This thesis examines the role that emotions have within social work practice. The key tenets of the literature relating to emotions are considered and a conceptual framework is proposed which will provide a conceptual and definitional underpinning to the thesis. Emotions and emotional intelligence are located within wider social work literature, and links are established with reflective practice, relationships with service users, social work skills, policy, legislation and supervision.
Social workers across a Scottish local authority were asked to respond to a survey questionnaire and a selected cohort from this sample participated in semi-structured interviews based on the emerging themes from the survey. The data reported a complex picture of the role of emotions with a key challenge being the place of emotions within constructs of ‘being professional’. There was strong evidence that the relationship based aspects of practice were felt to be important and that emotions often were a key element and a useful tool, but this was counterbalanced by a strong view that the emotional content of practice should be removed from the written articulation of practice and in some cases from supervision. The value of informal support from colleagues was highlighted in terms of ‘safety’ and accessibility.
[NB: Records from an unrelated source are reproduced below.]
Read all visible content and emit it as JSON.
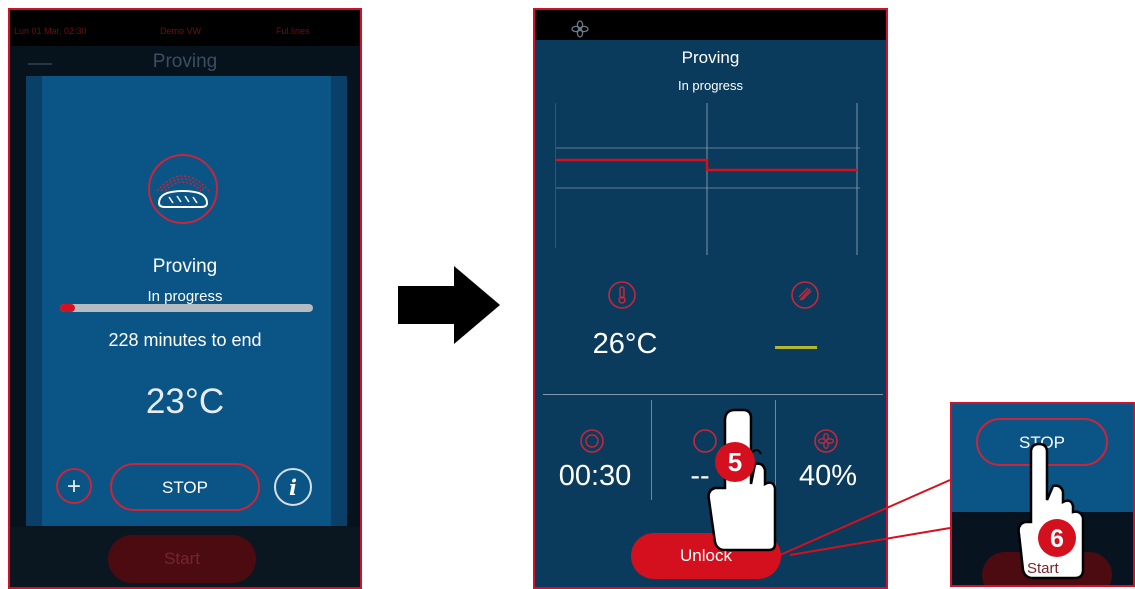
{
  "left_screen": {
    "statusbar": {
      "datetime": "Lun 01 Mar, 02:30",
      "center": "Demo VW",
      "right": "Ful.lines"
    },
    "background_title": "Proving",
    "background_start_label": "Start",
    "dialog": {
      "title": "Proving",
      "status": "In progress",
      "progress_percent": 6,
      "time_left": "228 minutes to end",
      "temperature": "23°C",
      "plus_label": "+",
      "stop_label": "STOP",
      "info_label": "i"
    }
  },
  "right_screen": {
    "title": "Proving",
    "status": "In progress",
    "temperature": "26°C",
    "humidity": "--",
    "timer": "00:30",
    "middle_value": "--",
    "fan_speed": "40%",
    "unlock_label": "Unlock"
  },
  "inset": {
    "stop_label": "STOP",
    "start_label": "Start"
  },
  "step_markers": {
    "step5": "5",
    "step6": "6"
  },
  "colors": {
    "accent_red": "#d5101e",
    "dialog_blue": "#0b5486",
    "screen_blue": "#0b3b5c"
  },
  "icons": {
    "left_dialog": "bread-icon",
    "right_metric1": "thermometer-icon",
    "right_metric2": "humidity-icon",
    "right_timer": "clock-icon",
    "right_fan": "fan-icon"
  }
}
The discussion of the results examines the impact of competing contextual factors such as professional narratives and organisational culture on how social workers experience and report the emotional content of their practice, and an ‘emotional gap’ is identified whereby social workers adopt a dramaturgical response to how they present aspects of their practice. The conceptual framework is considered in relation to the findings, and it is concluded that emotions are an inescapable aspect of the individual and collective experience of social work, in spite of the aforementioned contextual issues. Conclusions and implications for practice are drawn, and a model is developed which identifies the cultural and organisational shift required to reduce the perceived disjuncture between emotions and social work as a profession.
|Date of Award
|Jennifer Harris (Supervisor) & Sharon Jackson (Supervisor)
- Social work
- Organisational culture